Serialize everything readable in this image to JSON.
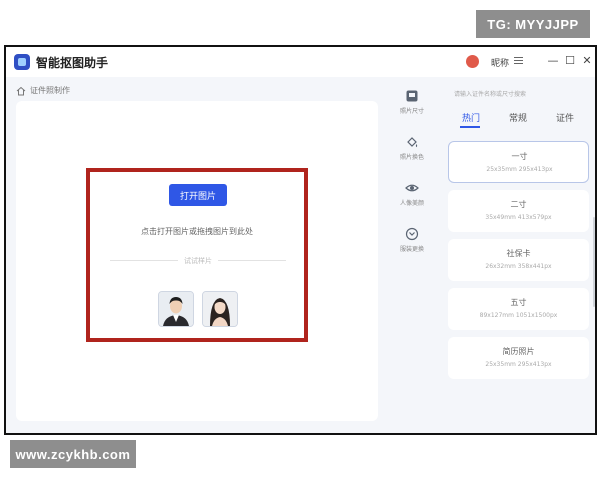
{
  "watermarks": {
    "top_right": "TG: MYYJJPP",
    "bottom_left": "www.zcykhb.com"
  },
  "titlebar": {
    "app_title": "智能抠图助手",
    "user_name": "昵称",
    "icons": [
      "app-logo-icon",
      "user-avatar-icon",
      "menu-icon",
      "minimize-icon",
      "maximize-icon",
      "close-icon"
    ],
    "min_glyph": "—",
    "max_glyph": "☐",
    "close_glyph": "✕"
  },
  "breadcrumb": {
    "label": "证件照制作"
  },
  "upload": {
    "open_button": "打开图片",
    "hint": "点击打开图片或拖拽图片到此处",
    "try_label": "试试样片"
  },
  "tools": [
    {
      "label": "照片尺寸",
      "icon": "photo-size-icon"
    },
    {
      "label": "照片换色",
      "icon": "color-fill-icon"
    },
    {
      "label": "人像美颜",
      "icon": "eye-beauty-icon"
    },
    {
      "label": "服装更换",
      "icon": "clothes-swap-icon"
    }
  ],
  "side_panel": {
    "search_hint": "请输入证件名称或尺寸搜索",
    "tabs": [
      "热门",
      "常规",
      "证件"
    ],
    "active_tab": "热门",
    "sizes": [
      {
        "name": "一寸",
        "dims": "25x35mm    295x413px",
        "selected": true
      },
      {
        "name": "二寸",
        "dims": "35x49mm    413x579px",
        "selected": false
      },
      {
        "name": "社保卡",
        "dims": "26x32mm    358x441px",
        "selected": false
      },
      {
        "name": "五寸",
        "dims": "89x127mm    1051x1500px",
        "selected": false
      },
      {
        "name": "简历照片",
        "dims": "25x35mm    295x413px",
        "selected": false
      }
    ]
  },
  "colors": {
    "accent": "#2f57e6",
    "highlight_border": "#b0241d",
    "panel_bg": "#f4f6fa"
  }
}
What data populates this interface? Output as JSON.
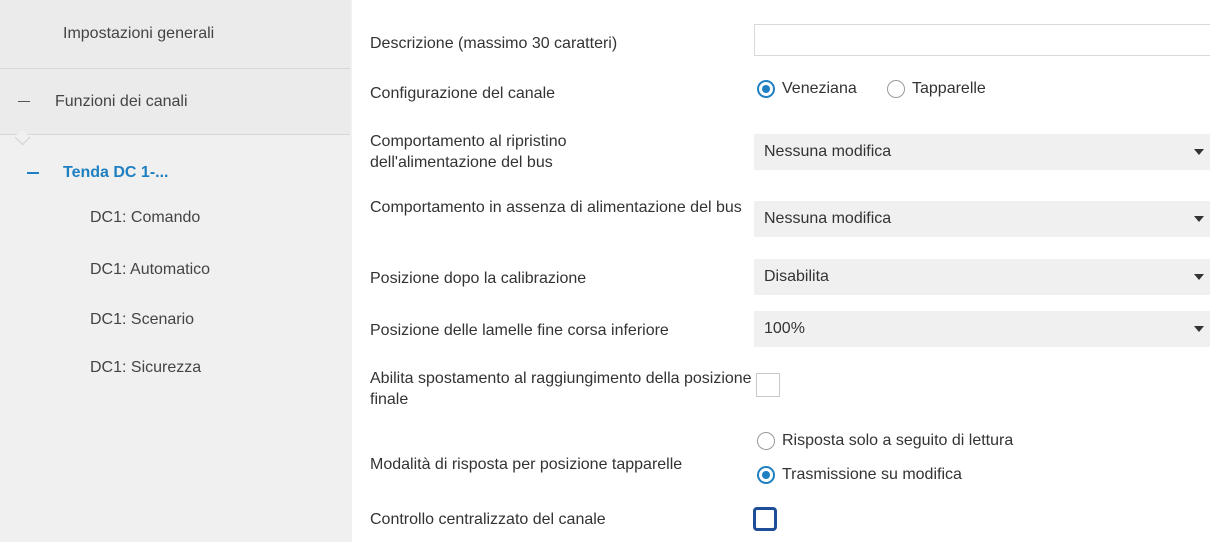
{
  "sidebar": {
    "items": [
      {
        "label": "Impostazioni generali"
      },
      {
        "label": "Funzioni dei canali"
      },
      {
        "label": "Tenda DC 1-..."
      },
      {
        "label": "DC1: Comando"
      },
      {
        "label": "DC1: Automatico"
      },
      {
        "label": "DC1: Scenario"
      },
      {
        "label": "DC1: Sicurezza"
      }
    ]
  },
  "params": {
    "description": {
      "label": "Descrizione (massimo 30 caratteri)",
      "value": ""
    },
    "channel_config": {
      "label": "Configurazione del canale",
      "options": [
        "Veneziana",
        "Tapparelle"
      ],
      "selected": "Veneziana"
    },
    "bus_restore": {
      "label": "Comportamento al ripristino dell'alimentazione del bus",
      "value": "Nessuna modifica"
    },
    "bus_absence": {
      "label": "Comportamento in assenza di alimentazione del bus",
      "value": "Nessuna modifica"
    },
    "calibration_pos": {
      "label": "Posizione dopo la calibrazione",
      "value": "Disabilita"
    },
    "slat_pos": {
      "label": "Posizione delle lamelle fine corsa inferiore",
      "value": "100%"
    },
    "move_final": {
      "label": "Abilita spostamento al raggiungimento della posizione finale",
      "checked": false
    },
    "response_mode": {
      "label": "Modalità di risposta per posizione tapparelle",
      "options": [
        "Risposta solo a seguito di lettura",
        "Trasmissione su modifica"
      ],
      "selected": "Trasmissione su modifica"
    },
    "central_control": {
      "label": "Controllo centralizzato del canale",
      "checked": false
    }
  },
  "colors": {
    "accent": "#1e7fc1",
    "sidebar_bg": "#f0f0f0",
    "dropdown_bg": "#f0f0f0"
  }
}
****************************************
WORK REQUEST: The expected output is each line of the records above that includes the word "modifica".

SOLUTION TO THIS EXERCISE:
      "value": "Nessuna modifica"
      "value": "Nessuna modifica"
        "Trasmissione su modifica"
      "selected": "Trasmissione su modifica"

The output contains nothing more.